- What to do -
Please report each line of the data below that contains "Определить".
____________
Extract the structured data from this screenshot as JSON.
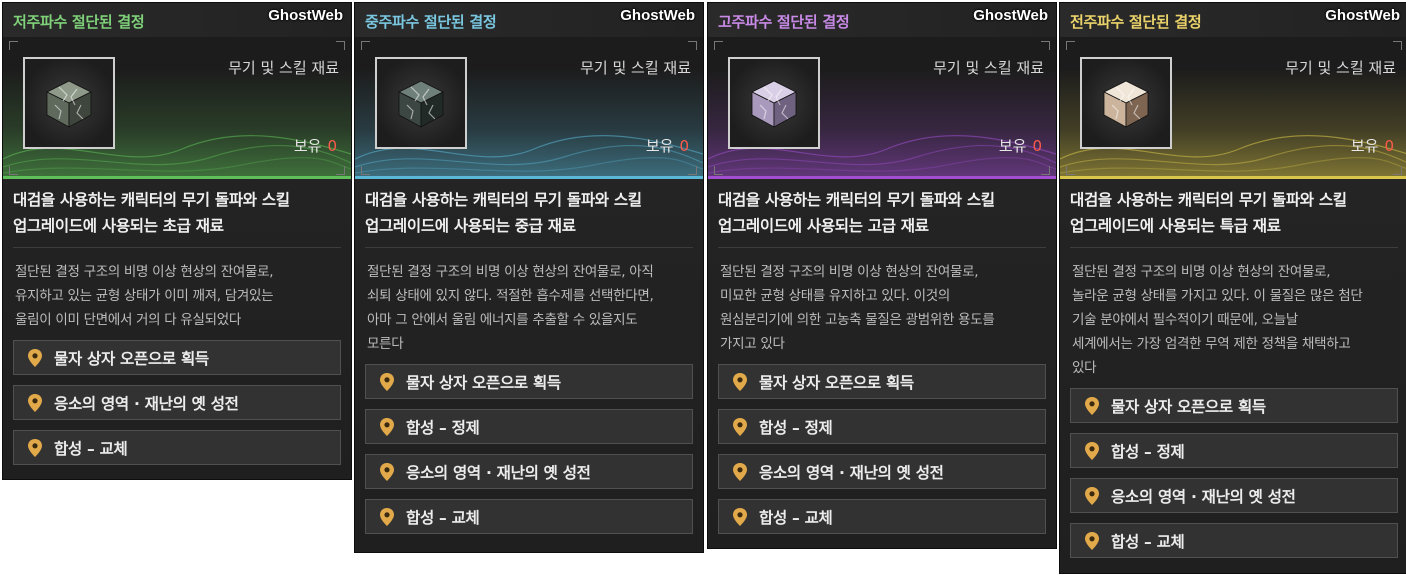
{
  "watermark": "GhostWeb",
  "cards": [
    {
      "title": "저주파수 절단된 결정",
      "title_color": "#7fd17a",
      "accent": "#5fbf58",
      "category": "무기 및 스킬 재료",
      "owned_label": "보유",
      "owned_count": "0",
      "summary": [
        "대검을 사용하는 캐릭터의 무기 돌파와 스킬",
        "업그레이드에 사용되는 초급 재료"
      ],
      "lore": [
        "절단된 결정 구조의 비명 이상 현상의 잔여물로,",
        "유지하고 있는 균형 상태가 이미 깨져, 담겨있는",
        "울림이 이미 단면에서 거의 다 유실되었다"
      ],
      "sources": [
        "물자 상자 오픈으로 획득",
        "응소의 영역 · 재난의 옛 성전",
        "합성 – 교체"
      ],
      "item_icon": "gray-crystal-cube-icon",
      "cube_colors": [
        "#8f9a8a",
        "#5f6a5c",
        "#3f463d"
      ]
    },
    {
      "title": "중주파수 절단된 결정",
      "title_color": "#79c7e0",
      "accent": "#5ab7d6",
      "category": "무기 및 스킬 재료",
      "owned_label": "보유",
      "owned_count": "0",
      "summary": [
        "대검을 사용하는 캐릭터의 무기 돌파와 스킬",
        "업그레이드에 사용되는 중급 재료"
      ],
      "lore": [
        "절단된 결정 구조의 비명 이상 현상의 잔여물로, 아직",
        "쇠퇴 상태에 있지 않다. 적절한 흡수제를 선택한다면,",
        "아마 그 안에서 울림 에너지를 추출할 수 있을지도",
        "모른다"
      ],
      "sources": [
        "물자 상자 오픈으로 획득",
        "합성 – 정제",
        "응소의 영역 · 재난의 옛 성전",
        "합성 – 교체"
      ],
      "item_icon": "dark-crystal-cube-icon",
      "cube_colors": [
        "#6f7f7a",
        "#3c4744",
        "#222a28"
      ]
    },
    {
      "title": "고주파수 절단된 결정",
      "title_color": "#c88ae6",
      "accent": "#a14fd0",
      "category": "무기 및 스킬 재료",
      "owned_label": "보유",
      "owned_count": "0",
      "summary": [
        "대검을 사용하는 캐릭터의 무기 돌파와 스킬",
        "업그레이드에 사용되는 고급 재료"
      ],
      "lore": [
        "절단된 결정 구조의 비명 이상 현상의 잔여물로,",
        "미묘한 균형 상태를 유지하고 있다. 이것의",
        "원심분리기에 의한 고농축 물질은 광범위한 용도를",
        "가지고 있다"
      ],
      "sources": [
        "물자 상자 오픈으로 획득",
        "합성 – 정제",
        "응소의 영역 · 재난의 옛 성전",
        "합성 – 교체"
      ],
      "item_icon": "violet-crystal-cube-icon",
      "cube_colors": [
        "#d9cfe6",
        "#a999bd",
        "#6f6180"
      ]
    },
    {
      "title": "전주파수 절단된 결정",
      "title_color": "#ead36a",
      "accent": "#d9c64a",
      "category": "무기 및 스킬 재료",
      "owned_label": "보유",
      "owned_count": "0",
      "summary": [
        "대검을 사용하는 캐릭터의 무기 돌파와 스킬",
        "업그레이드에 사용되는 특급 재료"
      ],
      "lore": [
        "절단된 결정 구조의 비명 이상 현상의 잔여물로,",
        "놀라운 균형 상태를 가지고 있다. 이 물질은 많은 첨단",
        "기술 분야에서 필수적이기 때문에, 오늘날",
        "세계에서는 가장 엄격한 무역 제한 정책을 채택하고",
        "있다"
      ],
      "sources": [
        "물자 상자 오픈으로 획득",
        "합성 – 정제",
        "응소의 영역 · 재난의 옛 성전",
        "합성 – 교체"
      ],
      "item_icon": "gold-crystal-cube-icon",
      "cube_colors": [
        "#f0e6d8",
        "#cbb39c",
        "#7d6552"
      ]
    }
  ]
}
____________
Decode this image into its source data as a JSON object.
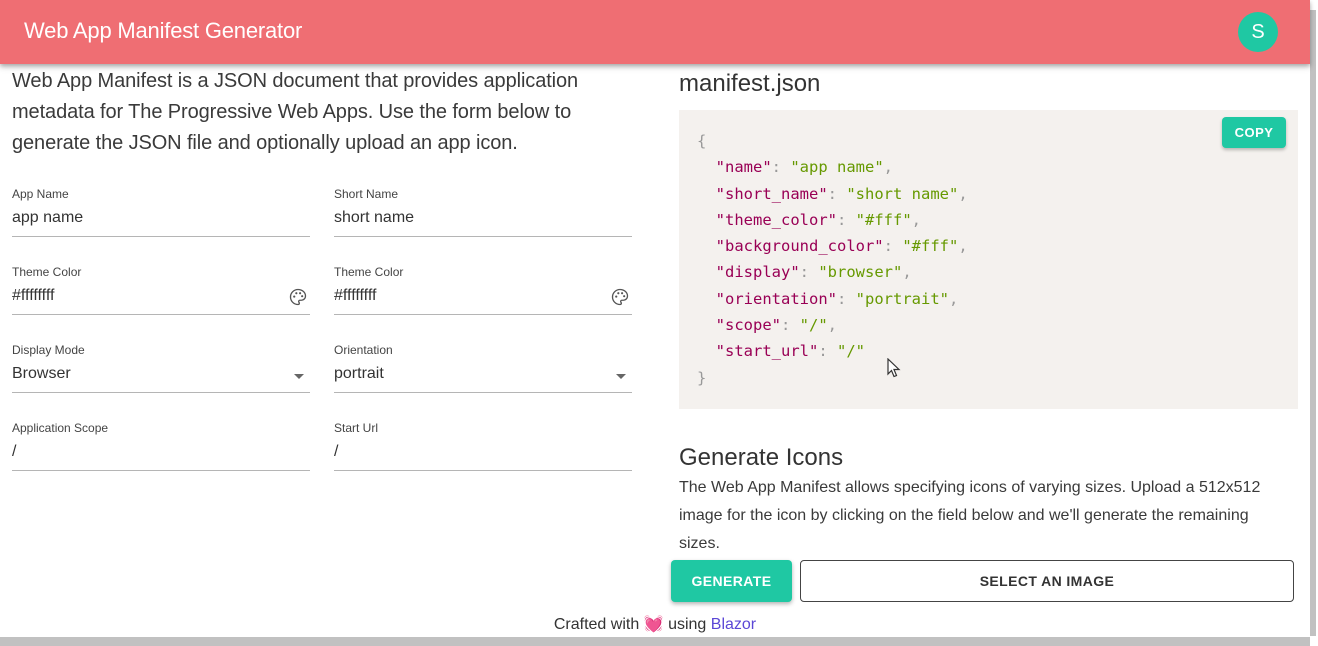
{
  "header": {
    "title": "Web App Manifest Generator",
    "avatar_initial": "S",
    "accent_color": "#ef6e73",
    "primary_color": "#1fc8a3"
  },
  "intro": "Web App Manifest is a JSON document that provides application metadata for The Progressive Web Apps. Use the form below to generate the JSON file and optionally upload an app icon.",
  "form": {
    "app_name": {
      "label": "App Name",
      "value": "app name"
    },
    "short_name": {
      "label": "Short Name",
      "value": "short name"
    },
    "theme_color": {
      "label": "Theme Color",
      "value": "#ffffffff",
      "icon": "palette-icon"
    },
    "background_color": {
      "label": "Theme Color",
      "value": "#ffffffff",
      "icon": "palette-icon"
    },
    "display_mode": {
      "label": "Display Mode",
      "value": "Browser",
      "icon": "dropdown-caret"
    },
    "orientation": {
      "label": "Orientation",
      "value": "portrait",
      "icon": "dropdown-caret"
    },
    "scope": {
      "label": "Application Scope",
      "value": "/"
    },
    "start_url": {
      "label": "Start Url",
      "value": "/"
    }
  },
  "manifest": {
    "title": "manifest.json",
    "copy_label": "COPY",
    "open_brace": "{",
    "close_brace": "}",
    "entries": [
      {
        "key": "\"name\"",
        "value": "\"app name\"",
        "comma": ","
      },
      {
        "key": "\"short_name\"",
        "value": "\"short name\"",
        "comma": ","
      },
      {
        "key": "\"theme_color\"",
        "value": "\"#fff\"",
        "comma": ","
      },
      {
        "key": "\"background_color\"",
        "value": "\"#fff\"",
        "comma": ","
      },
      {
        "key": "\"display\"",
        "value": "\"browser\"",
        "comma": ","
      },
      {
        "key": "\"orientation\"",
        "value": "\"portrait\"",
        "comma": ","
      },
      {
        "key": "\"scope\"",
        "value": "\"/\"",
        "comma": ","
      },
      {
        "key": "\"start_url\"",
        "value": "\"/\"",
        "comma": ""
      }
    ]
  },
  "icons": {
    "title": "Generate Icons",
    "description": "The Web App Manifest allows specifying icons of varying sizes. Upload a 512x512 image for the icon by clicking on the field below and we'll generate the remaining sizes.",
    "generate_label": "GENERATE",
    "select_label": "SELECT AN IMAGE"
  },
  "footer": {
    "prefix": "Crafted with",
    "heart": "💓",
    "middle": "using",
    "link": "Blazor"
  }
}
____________
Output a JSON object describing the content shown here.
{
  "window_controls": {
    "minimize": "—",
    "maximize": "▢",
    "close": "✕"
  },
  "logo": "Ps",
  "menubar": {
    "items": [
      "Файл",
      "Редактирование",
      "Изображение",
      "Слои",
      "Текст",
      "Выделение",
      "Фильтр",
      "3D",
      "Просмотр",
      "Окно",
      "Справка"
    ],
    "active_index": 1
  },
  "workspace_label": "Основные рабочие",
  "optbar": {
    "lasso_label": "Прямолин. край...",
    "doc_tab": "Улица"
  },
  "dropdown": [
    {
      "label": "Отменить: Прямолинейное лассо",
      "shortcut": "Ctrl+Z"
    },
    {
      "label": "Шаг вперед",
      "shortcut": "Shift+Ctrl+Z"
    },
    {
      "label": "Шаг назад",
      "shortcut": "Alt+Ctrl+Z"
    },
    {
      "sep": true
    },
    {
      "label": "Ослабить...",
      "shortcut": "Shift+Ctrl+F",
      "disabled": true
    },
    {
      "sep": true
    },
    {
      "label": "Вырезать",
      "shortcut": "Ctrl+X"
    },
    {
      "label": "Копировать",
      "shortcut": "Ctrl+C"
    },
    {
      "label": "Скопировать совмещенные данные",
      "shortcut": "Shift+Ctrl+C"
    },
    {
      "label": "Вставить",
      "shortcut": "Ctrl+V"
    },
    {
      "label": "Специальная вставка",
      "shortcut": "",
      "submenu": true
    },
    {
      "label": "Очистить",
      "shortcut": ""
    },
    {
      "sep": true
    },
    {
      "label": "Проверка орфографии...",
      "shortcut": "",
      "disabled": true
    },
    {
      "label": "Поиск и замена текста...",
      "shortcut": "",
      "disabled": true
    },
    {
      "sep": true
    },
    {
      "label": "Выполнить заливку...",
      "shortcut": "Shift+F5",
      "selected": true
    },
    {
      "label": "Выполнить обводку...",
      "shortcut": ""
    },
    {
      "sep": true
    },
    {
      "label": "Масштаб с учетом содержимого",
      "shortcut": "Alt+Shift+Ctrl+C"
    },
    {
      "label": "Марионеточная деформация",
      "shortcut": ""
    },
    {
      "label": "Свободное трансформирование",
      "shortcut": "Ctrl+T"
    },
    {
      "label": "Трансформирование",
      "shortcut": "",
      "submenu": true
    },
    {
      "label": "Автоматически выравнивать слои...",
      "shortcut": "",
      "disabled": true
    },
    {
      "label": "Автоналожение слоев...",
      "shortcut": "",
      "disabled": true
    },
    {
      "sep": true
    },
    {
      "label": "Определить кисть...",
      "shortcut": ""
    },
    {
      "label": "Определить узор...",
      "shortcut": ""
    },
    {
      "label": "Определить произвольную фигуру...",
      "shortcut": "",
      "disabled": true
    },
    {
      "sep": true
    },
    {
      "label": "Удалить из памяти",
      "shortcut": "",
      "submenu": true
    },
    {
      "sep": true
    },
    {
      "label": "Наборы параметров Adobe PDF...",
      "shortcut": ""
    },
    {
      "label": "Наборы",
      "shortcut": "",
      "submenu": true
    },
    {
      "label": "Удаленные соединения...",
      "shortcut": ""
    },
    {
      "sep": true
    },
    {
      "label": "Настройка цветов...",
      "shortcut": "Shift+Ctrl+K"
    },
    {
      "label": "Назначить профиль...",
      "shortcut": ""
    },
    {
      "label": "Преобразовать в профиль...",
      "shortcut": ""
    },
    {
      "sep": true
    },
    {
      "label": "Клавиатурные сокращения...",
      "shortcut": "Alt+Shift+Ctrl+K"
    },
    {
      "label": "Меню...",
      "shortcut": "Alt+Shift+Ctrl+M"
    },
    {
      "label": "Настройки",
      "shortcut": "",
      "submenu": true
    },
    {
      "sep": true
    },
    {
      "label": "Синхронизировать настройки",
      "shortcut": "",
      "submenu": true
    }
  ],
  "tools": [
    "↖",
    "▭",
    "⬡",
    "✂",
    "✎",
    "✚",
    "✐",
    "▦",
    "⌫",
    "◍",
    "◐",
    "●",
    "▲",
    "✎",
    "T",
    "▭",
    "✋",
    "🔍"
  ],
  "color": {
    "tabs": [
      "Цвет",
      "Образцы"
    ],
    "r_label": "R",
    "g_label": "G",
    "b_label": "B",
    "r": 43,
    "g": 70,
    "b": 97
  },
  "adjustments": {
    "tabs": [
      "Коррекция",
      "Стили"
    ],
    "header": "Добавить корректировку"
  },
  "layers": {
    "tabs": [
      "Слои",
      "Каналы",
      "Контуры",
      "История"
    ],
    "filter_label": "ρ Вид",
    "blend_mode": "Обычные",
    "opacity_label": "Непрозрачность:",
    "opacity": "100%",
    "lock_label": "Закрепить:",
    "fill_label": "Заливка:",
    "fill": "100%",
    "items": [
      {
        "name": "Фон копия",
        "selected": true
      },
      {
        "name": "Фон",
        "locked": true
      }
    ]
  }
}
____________
- Final answer -
      "label": "Определить кисть...",
      "label": "Определить узор...",
      "label": "Определить произвольную фигуру...",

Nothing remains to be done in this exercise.